-- TO DO --
Repeat the data verbatim.

(DATA SECTION Opens)

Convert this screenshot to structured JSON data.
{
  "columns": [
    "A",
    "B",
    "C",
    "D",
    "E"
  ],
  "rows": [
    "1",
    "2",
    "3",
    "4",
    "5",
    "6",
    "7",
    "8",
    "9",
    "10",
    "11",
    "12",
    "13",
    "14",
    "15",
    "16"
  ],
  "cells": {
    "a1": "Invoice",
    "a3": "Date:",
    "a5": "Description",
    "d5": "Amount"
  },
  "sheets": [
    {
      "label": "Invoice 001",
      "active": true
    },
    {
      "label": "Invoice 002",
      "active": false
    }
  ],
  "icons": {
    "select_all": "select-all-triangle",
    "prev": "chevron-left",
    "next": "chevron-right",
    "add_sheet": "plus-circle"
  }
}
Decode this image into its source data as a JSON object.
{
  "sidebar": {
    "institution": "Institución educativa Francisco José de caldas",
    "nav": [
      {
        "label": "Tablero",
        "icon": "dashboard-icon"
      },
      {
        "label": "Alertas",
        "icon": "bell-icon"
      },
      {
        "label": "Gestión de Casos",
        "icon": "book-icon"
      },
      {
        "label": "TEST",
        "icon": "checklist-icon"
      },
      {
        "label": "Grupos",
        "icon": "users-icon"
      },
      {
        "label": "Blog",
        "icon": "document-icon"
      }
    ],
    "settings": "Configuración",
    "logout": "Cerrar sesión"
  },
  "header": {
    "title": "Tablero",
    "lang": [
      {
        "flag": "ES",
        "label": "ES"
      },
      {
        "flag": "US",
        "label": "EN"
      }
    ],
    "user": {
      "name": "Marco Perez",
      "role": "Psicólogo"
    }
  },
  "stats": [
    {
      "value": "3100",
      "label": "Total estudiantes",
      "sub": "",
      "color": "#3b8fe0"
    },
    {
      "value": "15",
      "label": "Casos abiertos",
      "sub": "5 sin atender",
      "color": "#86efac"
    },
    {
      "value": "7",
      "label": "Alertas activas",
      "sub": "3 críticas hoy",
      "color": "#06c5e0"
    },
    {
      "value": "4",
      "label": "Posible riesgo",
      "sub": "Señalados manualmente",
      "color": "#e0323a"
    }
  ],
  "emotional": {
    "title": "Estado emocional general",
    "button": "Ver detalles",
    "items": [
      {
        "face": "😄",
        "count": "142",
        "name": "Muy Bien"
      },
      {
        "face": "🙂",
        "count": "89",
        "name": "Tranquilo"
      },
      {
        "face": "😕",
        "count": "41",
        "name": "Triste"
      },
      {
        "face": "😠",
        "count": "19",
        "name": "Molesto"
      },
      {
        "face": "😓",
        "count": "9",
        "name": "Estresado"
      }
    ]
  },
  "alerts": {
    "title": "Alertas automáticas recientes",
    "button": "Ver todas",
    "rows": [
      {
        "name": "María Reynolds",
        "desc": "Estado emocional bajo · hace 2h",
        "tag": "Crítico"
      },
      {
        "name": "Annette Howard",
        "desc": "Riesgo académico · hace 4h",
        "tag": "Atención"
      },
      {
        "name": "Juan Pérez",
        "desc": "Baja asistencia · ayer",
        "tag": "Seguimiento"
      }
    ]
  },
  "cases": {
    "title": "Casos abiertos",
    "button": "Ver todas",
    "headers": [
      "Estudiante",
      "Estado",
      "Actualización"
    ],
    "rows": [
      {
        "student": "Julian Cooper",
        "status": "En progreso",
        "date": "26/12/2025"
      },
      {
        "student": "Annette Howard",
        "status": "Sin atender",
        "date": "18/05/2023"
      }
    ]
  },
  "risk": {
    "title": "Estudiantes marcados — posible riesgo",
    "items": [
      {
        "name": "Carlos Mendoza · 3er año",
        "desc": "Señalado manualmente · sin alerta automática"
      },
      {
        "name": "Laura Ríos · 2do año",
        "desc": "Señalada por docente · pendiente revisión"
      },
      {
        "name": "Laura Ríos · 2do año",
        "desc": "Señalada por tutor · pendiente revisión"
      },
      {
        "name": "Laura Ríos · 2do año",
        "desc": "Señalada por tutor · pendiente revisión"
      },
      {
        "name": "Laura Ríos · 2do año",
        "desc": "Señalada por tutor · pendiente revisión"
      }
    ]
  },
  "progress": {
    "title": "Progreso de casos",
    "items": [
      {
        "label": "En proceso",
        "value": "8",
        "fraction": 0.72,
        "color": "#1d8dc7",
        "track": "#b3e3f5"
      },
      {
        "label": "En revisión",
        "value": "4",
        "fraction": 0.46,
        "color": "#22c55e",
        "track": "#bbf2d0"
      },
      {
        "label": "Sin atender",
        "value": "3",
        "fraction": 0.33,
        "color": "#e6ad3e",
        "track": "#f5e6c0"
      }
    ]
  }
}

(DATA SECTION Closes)

-- EXERCISE SOLUTION --
Convert this screenshot to structured JSON data.
{
  "columns": [
    "A",
    "B",
    "C",
    "D",
    "E"
  ],
  "rows": [
    "1",
    "2",
    "3",
    "4",
    "5",
    "6",
    "7",
    "8",
    "9",
    "10",
    "11",
    "12",
    "13",
    "14",
    "15",
    "16"
  ],
  "cells": {
    "a1": "Invoice",
    "a3": "Date:",
    "a5": "Description",
    "d5": "Amount"
  },
  "sheets": [
    {
      "label": "Invoice 001",
      "active": true
    },
    {
      "label": "Invoice 002",
      "active": false
    }
  ],
  "icons": {
    "select_all": "select-all-triangle",
    "prev": "chevron-left",
    "next": "chevron-right",
    "add_sheet": "plus-circle"
  }
}
Decode this image into its source data as a JSON object.
{
  "sidebar": {
    "institution": "Institución educativa Francisco José de caldas",
    "nav": [
      {
        "label": "Tablero",
        "icon": "dashboard-icon"
      },
      {
        "label": "Alertas",
        "icon": "bell-icon"
      },
      {
        "label": "Gestión de Casos",
        "icon": "book-icon"
      },
      {
        "label": "TEST",
        "icon": "checklist-icon"
      },
      {
        "label": "Grupos",
        "icon": "users-icon"
      },
      {
        "label": "Blog",
        "icon": "document-icon"
      }
    ],
    "settings": "Configuración",
    "logout": "Cerrar sesión"
  },
  "header": {
    "title": "Tablero",
    "lang": [
      {
        "flag": "ES",
        "label": "ES"
      },
      {
        "flag": "US",
        "label": "EN"
      }
    ],
    "user": {
      "name": "Marco Perez",
      "role": "Psicólogo"
    }
  },
  "stats": [
    {
      "value": "3100",
      "label": "Total estudiantes",
      "sub": "",
      "color": "#3b8fe0"
    },
    {
      "value": "15",
      "label": "Casos abiertos",
      "sub": "5 sin atender",
      "color": "#86efac"
    },
    {
      "value": "7",
      "label": "Alertas activas",
      "sub": "3 críticas hoy",
      "color": "#06c5e0"
    },
    {
      "value": "4",
      "label": "Posible riesgo",
      "sub": "Señalados manualmente",
      "color": "#e0323a"
    }
  ],
  "emotional": {
    "title": "Estado emocional general",
    "button": "Ver detalles",
    "items": [
      {
        "face": "😄",
        "count": "142",
        "name": "Muy Bien"
      },
      {
        "face": "🙂",
        "count": "89",
        "name": "Tranquilo"
      },
      {
        "face": "😕",
        "count": "41",
        "name": "Triste"
      },
      {
        "face": "😠",
        "count": "19",
        "name": "Molesto"
      },
      {
        "face": "😓",
        "count": "9",
        "name": "Estresado"
      }
    ]
  },
  "alerts": {
    "title": "Alertas automáticas recientes",
    "button": "Ver todas",
    "rows": [
      {
        "name": "María Reynolds",
        "desc": "Estado emocional bajo · hace 2h",
        "tag": "Crítico"
      },
      {
        "name": "Annette Howard",
        "desc": "Riesgo académico · hace 4h",
        "tag": "Atención"
      },
      {
        "name": "Juan Pérez",
        "desc": "Baja asistencia · ayer",
        "tag": "Seguimiento"
      }
    ]
  },
  "cases": {
    "title": "Casos abiertos",
    "button": "Ver todas",
    "headers": [
      "Estudiante",
      "Estado",
      "Actualización"
    ],
    "rows": [
      {
        "student": "Julian Cooper",
        "status": "En progreso",
        "date": "26/12/2025"
      },
      {
        "student": "Annette Howard",
        "status": "Sin atender",
        "date": "18/05/2023"
      }
    ]
  },
  "risk": {
    "title": "Estudiantes marcados — posible riesgo",
    "items": [
      {
        "name": "Carlos Mendoza · 3er año",
        "desc": "Señalado manualmente · sin alerta automática"
      },
      {
        "name": "Laura Ríos · 2do año",
        "desc": "Señalada por docente · pendiente revisión"
      },
      {
        "name": "Laura Ríos · 2do año",
        "desc": "Señalada por tutor · pendiente revisión"
      },
      {
        "name": "Laura Ríos · 2do año",
        "desc": "Señalada por tutor · pendiente revisión"
      },
      {
        "name": "Laura Ríos · 2do año",
        "desc": "Señalada por tutor · pendiente revisión"
      }
    ]
  },
  "progress": {
    "title": "Progreso de casos",
    "items": [
      {
        "label": "En proceso",
        "value": "8",
        "fraction": 0.72,
        "color": "#1d8dc7",
        "track": "#b3e3f5"
      },
      {
        "label": "En revisión",
        "value": "4",
        "fraction": 0.46,
        "color": "#22c55e",
        "track": "#bbf2d0"
      },
      {
        "label": "Sin atender",
        "value": "3",
        "fraction": 0.33,
        "color": "#e6ad3e",
        "track": "#f5e6c0"
      }
    ]
  }
}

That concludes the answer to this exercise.